And for that brief, unshining moment, poetic justice was served as the causes and effects of socialism came triumphantly, undeniably face to face. Via Reuters:
Venezuela’s second massive power outage of the year plunged much of the nation into darkness on Monday night, prompting renewed talk of sabotage from President Nicolas Maduro’s government and cries of incompetence from its foes. …
Maduro was giving a live address on state TV when he was abruptly cut off. He later Tweeted that he was continuing to work in the presidential palace despite the “strange” blackout, and appeared live on state TV surrounded by school children.
“Be strong against this electrical war that yesterday’s fascists have declared against our people,” Maduro said in another address to the nation at about 11 p.m. local time. …
Of course, Maduro and his allies immediately blamed the widespread rolling blackout — similar in breadth and duration to the early September blackout that was one of the worst in Venezuela’s recent history — on that perfidious coalition of wealthy right-wingers and imperial foreign powers he ceaselessly insists is responsible for every negative economic vagary Venezuelans are going through, blah blah blah. Enough already, man:
Opposition leader Henrique Capriles said government officials’ bellicose statements were “pathetic” at a time of national disquiet. “For once in your lives, be responsible,” he Tweeted.

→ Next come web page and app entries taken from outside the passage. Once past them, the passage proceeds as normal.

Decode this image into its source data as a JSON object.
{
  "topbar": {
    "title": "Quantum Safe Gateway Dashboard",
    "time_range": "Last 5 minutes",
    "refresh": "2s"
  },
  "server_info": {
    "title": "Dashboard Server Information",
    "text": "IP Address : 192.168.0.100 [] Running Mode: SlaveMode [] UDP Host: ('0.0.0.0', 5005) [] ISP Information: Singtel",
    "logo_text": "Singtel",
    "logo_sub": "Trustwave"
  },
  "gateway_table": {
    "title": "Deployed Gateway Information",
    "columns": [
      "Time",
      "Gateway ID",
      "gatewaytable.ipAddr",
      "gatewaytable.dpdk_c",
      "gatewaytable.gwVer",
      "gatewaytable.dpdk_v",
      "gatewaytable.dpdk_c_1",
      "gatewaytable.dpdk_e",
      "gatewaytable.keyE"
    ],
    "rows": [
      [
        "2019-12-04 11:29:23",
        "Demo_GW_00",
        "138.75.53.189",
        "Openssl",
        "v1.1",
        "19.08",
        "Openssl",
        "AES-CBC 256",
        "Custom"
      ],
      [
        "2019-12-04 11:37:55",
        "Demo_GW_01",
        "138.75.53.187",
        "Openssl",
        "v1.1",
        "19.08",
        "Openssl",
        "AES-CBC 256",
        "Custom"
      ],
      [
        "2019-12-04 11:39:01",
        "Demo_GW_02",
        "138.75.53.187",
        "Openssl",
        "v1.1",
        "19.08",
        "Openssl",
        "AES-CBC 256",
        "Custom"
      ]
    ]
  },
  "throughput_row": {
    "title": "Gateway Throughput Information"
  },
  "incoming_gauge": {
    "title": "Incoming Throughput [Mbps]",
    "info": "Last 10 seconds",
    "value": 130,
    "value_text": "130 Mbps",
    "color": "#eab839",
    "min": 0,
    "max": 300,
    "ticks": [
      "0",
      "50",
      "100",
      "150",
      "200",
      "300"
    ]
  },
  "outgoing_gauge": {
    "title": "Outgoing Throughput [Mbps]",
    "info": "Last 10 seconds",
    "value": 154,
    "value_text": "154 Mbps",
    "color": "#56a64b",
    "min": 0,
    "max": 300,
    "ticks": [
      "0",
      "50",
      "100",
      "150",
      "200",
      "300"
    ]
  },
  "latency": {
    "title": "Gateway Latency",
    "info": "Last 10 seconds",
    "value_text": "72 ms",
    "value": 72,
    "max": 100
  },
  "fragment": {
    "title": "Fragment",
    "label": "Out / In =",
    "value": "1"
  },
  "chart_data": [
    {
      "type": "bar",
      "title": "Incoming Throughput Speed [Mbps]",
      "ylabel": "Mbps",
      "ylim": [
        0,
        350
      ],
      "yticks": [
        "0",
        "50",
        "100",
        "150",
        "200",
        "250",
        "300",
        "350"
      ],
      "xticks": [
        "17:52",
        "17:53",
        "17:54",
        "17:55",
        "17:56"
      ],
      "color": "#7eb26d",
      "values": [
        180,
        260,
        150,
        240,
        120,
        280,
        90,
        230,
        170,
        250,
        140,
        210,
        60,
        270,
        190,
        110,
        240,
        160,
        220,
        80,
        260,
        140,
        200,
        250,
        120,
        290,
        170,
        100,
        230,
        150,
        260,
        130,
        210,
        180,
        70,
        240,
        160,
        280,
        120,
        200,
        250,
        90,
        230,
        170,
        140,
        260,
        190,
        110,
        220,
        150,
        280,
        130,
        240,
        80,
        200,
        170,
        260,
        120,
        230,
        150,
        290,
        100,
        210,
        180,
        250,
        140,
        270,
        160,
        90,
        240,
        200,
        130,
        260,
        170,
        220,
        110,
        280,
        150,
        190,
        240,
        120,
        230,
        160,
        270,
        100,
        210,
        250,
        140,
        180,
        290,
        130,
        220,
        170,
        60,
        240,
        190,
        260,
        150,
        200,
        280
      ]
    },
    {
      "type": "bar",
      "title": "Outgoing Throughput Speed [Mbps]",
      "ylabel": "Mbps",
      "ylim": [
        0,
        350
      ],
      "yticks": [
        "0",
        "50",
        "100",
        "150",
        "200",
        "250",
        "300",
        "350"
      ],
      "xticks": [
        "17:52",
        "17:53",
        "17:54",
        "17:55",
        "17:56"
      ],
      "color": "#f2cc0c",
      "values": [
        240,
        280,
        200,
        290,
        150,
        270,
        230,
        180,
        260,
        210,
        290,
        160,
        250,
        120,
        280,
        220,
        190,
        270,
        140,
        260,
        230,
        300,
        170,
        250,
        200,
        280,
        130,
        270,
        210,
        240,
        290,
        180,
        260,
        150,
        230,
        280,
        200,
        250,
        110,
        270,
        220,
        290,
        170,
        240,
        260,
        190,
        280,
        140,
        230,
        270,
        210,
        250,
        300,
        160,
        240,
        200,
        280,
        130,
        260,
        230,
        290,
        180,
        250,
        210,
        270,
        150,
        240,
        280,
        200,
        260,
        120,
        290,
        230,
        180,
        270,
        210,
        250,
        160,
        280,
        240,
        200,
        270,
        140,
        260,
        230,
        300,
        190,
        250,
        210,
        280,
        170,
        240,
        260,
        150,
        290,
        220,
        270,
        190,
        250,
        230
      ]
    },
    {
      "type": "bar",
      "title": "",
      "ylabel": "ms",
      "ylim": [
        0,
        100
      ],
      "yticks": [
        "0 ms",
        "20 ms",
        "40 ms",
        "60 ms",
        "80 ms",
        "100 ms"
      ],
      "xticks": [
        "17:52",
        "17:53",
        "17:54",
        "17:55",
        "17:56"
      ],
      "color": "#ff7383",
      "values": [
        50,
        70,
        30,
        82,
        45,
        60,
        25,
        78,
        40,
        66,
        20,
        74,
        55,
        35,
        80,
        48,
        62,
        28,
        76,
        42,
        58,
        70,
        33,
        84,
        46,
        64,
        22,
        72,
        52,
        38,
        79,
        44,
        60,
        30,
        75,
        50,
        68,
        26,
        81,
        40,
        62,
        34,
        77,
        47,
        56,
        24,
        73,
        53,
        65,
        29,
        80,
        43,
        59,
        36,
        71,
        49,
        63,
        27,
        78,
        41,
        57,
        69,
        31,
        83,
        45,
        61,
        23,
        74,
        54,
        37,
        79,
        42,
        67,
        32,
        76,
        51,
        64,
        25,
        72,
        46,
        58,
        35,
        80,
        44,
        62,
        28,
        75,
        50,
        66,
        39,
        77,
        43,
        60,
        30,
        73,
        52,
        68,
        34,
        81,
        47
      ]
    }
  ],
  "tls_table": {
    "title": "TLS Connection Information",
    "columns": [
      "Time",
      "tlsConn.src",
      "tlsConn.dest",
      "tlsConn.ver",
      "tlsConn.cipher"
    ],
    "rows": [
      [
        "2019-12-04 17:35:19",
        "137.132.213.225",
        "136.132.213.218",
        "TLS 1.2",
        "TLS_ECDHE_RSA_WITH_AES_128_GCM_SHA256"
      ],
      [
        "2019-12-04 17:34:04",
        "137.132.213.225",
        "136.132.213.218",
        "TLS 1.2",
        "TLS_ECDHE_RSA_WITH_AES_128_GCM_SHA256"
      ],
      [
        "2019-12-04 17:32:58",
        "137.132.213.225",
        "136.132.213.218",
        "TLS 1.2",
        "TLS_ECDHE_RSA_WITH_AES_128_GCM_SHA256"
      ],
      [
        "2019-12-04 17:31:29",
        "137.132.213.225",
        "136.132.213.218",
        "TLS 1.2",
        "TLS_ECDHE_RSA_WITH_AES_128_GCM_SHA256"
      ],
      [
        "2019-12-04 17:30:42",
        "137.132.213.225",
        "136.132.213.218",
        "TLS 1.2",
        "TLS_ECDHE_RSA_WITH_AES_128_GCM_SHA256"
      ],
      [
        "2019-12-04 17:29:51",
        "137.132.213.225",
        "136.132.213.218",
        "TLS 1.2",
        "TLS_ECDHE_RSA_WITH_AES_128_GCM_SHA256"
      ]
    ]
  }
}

Capriles and others say the reasons for the power failures are obvious and simple: lack of investment, incompetence and corruption within the state-run power company Corpoelec since Chavez’s 2007 nationalization of the sector.
Indeed. For further insight into why Venezuela’s economy is basically cannibalizing itself, one need look no further than the latest of those “emergency decree powers” Maduro just deployed in yet another pre-election bid to appeal to Venezuelans’ increasingly disgruntled sensibilities. The government is now setting limits on prices for cars — i.e., another resplendent victory over the tyrannical forces of supply and demand, huzzah!
Maduro said Monday that he would use new emergency decree powers granted by Congress to enable the government to set “fair” prices for all cars sold in Venezuela. At the same time, used vehicles won’t be allowed to exceed the price of newer models, he said in televised remarks.
Automobiles purchased in Venezuela generally jump in value as soon as they leave the dealership’s lot as decade-old currency controls reduce the availability of imported cars and parts, leading to months-long waiting lists. Carmakers including Ford and Toyota are on pace to churn out 70,000 vehicles this year in Venezuela, about a third of their capacity and less than the 104,000 they produced here in 2012.
Amid the shortage of new cars, demand for even decade-old clunkers has been soaring as Venezuelans buy durable goods as a store of value at a time their salaries and savings are being eroded by 54 percent inflation and a plunging currency.